TASK –
Print everything in the records exactly. Leave the pictures out.

PROVIDED MATERIAL –
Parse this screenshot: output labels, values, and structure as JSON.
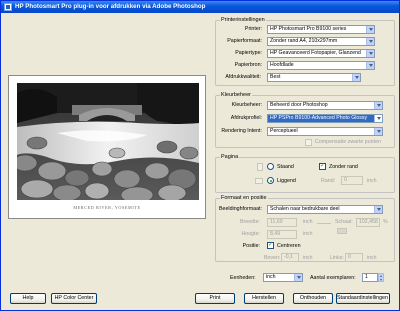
{
  "window": {
    "title": "HP Photosmart Pro plug-in voor afdrukken via Adobe Photoshop"
  },
  "preview": {
    "caption": "MERCED RIVER, YOSEMITE"
  },
  "printer_settings": {
    "group_label": "Printerinstellingen",
    "printer_label": "Printer:",
    "printer_value": "HP Photosmart Pro B9100 series",
    "paper_size_label": "Papierformaat:",
    "paper_size_value": "Zonder rand A4, 210x297mm",
    "paper_type_label": "Papiertype:",
    "paper_type_value": "HP Geavanceerd Fotopapier, Glanzend",
    "paper_source_label": "Papierbron:",
    "paper_source_value": "Hoofdlade",
    "quality_label": "Afdrukkwaliteit:",
    "quality_value": "Best"
  },
  "color_management": {
    "group_label": "Kleurbeheer",
    "manage_label": "Kleurbeheer:",
    "manage_value": "Beheerd door Photoshop",
    "profile_label": "Afdrukprofiel:",
    "profile_value": "HP PSPro B9100-Advanced Photo Glossy",
    "intent_label": "Rendering Intent:",
    "intent_value": "Perceptueel",
    "black_point_label": "Compensatie zwarte punten"
  },
  "page": {
    "group_label": "Pagina",
    "portrait_label": "Staand",
    "landscape_label": "Liggend",
    "borderless_label": "Zonder rand",
    "margin_label": "Rand:",
    "margin_value": "0",
    "margin_unit": "inch"
  },
  "format_position": {
    "group_label": "Formaat en positie",
    "scaling_label": "Beeldinghformaat:",
    "scaling_value": "Schalen naar bedrukbare deel",
    "width_label": "Breedte:",
    "width_value": "11,69",
    "width_unit": "inch",
    "height_label": "Hoogte:",
    "height_value": "8,49",
    "height_unit": "inch",
    "scale_label": "Schaal:",
    "scale_value": "102,458",
    "scale_unit": "%",
    "position_label": "Positie:",
    "center_label": "Centreren",
    "top_label": "Boven:",
    "top_value": "-0,1",
    "top_unit": "inch",
    "left_label": "Links:",
    "left_value": "0",
    "left_unit": "inch"
  },
  "bottom": {
    "units_label": "Eenheden:",
    "units_value": "inch",
    "copies_label": "Aantal exemplaren:",
    "copies_value": "1"
  },
  "buttons": {
    "help": "Help",
    "color_center": "HP Color Center",
    "print": "Print",
    "restore": "Herstellen",
    "remember": "Onthouden",
    "defaults": "Standaardinstellingen herst."
  },
  "colors": {
    "titlebar": "#0a58dc",
    "selection": "#316ac5",
    "checkmark": "#21a121"
  }
}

ANSWER FOR THIS EXERCISE –
Parse this screenshot: output labels, values, and structure as JSON.
{
  "window": {
    "title": "HP Photosmart Pro plug-in voor afdrukken via Adobe Photoshop"
  },
  "preview": {
    "caption": "MERCED RIVER, YOSEMITE"
  },
  "printer_settings": {
    "group_label": "Printerinstellingen",
    "printer_label": "Printer:",
    "printer_value": "HP Photosmart Pro B9100 series",
    "paper_size_label": "Papierformaat:",
    "paper_size_value": "Zonder rand A4, 210x297mm",
    "paper_type_label": "Papiertype:",
    "paper_type_value": "HP Geavanceerd Fotopapier, Glanzend",
    "paper_source_label": "Papierbron:",
    "paper_source_value": "Hoofdlade",
    "quality_label": "Afdrukkwaliteit:",
    "quality_value": "Best"
  },
  "color_management": {
    "group_label": "Kleurbeheer",
    "manage_label": "Kleurbeheer:",
    "manage_value": "Beheerd door Photoshop",
    "profile_label": "Afdrukprofiel:",
    "profile_value": "HP PSPro B9100-Advanced Photo Glossy",
    "intent_label": "Rendering Intent:",
    "intent_value": "Perceptueel",
    "black_point_label": "Compensatie zwarte punten"
  },
  "page": {
    "group_label": "Pagina",
    "portrait_label": "Staand",
    "landscape_label": "Liggend",
    "borderless_label": "Zonder rand",
    "margin_label": "Rand:",
    "margin_value": "0",
    "margin_unit": "inch"
  },
  "format_position": {
    "group_label": "Formaat en positie",
    "scaling_label": "Beeldinghformaat:",
    "scaling_value": "Schalen naar bedrukbare deel",
    "width_label": "Breedte:",
    "width_value": "11,69",
    "width_unit": "inch",
    "height_label": "Hoogte:",
    "height_value": "8,49",
    "height_unit": "inch",
    "scale_label": "Schaal:",
    "scale_value": "102,458",
    "scale_unit": "%",
    "position_label": "Positie:",
    "center_label": "Centreren",
    "top_label": "Boven:",
    "top_value": "-0,1",
    "top_unit": "inch",
    "left_label": "Links:",
    "left_value": "0",
    "left_unit": "inch"
  },
  "bottom": {
    "units_label": "Eenheden:",
    "units_value": "inch",
    "copies_label": "Aantal exemplaren:",
    "copies_value": "1"
  },
  "buttons": {
    "help": "Help",
    "color_center": "HP Color Center",
    "print": "Print",
    "restore": "Herstellen",
    "remember": "Onthouden",
    "defaults": "Standaardinstellingen herst."
  },
  "colors": {
    "titlebar": "#0a58dc",
    "selection": "#316ac5",
    "checkmark": "#21a121"
  }
}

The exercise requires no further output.